The Lake Ōkataina Taonga Fisheries Project is a joint collaboration between Te Arawa Lakes Trust and Ngāti Tarawhai Iwi Trust to undertake baseline kōura assessment using traditional Tau Kōura methods on Lake Ōkataina. Lake Ōkataina is one of fourteen lakes within the Rotorua region and is located 30 minutes from the Rotorua city centre on State Highway 30.
The Lake Ōkataina Taonga Fisheries Project enabled local hapū members to actively participate in kōura monitoring under the expert guidance of local expert, Dr Ian Kusabs, supported by Joe Butterworth and environmental experts from Te Arawa Lakes Trust.
This project sought to provide the hapū of Lake Ōkataina with a knowledge base about kōura species within the Te Arawa lakes – via a baseline assessment project and ongoing monitoring and to identify ways in which mohiotanga māori, tikanga and kawa can be used to monitor taonga fish species within Ōkataina and the streams and tributaries feeding into Ōkataina. This knowledge and these skills will support them to fulfil their role in future as the hunga tiaki of the Lake and waterways.
Our taonga fish species, which include kōura, kākahi and koaro, are indicators of lake health. Prior to the arrival of trout and other exotic species the Te Arawa Lakes teemed with food prized by Māori. These foods consisted of: kākahi, Kōura. Inanga, Toitoi , Kokopu Of these the most famous was the kōura.
It is envisaged that to understand the full extent of the abundance and distribution of the range of species on Lake Ōkataina and its tributaries there will be a programme of work over a number of years. This project has successfully covered the first part of the journey which was to assess how things are (e.g. the current state of our taonga fish species via physical monitoring) and how things used to be (via koeke interviews and wānanga) to guide where and we focus future mahi; Kia whakatōmuri te haere whakamua.
The key to achieving this for the long term and ensure intergenerational transfer of knowledge was to engage hunga tiaki of these lakes and waterways in the monitoring project and learn from our koeke through wānanga attended by hapū and iwi members.
- The combination of western scientific knowledge systems and hapū traditional knowledge provides a ‘kete’ 2of knowledge and understanding that can inform decision making by hapū, iwi and others.
- Kōura numbers, size, weight and their health compared to other Lakes is known and provides a baseline from which to monitor kōura moving forward.
- Traditional methods of kai gathering were as much for collecting kai as they were mechanisms for measuring abundance and the health of species; they were designed to catch all sizes and could be adapted to catch in quantities that were required.
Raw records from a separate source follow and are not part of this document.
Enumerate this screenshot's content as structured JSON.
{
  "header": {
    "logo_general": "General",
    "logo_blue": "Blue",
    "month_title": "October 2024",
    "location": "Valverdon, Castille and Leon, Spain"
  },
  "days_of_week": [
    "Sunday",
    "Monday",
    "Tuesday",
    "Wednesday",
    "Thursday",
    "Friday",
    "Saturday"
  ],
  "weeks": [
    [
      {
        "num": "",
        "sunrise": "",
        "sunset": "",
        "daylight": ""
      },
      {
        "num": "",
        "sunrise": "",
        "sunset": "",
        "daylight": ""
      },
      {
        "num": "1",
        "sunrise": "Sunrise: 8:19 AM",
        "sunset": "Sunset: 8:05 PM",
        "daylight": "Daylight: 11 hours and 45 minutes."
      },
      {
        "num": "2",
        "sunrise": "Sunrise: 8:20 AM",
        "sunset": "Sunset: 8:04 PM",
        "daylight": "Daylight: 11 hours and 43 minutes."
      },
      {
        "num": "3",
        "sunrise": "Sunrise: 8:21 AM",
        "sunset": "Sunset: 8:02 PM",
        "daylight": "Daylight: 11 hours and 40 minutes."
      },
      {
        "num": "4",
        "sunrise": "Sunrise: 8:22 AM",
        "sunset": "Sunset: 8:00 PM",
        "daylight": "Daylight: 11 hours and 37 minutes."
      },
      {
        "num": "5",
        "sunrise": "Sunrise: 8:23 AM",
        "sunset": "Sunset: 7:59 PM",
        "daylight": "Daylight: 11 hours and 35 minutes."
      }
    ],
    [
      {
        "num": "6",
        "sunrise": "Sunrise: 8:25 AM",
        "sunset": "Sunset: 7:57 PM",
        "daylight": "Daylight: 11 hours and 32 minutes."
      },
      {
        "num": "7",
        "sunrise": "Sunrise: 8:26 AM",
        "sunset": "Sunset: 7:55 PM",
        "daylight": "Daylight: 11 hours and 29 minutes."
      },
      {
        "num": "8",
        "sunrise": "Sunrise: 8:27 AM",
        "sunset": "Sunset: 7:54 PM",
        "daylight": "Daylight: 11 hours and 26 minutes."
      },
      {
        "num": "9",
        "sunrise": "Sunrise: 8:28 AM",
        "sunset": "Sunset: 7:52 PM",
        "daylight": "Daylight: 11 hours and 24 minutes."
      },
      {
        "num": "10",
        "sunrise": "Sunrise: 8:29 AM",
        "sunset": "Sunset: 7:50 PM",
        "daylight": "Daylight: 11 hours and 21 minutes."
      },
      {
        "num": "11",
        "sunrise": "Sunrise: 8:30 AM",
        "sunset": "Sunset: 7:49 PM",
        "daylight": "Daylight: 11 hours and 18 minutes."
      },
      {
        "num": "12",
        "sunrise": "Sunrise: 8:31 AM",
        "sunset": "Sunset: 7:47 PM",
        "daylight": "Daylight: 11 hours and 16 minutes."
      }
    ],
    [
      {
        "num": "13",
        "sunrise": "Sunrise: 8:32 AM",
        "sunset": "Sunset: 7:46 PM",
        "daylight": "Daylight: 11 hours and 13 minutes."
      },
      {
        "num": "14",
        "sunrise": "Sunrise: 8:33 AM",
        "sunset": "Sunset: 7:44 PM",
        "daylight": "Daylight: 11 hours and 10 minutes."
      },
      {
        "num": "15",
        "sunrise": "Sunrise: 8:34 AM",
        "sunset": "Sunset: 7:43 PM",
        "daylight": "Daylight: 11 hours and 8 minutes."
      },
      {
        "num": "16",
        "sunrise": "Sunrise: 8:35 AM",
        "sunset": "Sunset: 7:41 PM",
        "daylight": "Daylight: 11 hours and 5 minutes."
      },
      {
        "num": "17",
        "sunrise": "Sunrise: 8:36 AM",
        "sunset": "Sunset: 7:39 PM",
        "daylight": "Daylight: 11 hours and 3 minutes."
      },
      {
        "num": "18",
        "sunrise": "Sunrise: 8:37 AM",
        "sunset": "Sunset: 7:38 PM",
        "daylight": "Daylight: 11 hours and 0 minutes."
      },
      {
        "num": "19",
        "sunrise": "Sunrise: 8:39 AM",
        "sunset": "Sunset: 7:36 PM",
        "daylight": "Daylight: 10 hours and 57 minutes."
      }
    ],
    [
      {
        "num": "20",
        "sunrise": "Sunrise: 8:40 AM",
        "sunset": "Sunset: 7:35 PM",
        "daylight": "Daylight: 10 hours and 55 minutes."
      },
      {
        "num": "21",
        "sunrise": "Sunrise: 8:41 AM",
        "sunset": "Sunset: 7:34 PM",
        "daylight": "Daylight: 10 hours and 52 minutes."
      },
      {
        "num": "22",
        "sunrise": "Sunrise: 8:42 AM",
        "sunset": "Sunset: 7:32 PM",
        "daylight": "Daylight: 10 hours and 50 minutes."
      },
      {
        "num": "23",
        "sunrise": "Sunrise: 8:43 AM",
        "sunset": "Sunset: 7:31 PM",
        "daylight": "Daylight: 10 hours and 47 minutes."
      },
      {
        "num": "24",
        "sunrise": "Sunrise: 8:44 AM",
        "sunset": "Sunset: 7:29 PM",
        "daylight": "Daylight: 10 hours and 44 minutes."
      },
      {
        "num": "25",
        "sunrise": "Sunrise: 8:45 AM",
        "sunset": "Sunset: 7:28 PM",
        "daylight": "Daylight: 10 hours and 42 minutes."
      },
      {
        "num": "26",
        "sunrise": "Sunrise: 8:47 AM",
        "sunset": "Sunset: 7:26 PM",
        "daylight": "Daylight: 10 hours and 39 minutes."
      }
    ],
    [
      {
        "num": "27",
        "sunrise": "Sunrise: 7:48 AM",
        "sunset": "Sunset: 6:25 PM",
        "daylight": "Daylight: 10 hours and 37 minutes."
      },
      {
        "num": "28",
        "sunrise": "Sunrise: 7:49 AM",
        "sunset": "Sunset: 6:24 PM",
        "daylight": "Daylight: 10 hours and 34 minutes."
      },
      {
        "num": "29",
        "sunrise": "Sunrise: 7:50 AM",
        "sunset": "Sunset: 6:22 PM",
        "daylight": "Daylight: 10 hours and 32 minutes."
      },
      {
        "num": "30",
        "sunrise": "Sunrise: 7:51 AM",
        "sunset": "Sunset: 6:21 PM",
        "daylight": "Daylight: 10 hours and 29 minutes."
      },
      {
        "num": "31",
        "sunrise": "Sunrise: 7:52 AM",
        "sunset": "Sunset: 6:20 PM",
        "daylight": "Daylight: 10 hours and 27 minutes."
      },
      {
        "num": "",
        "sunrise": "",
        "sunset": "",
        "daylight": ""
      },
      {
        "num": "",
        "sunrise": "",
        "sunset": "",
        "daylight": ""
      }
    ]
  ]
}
In a contemporary setting they make the perfect method for monitoring a range of species as well as the full life cycle of the kōura.
- The ongoing practice of making, preparing and setting the tau kōura enables the telling of historic events and encounters, the sharing of whakapapa and the practice of observing nature and its health. Cultural practices will continue to be a means of keeping traditions and whakapapa strong.
- In a contemporary setting the revival of all of these cultural practices as the skills and capabilities of hunga tiaki will also contribute to the revitalization of te reo o Te Arawa, te reo o o ngā wai, and the enhance the ongoing transfer of intergenerational knowledge such as whakapapa and the understanding of the sites of significance on the landscape.
- The ongoing practice of tau kōura and the active participation of hapū and iwi in the role of hunga tiaki will ensure the ongoing survival and enhancement of the taonga species in Lake Ōkataina
- Critical success factors include: clearly outlining the roles and responsibilities of the Partners, ensuring the networks of experts, hapū leaders and TALT are well utilized and widening the opportunities for capacity building throughout the life of the project.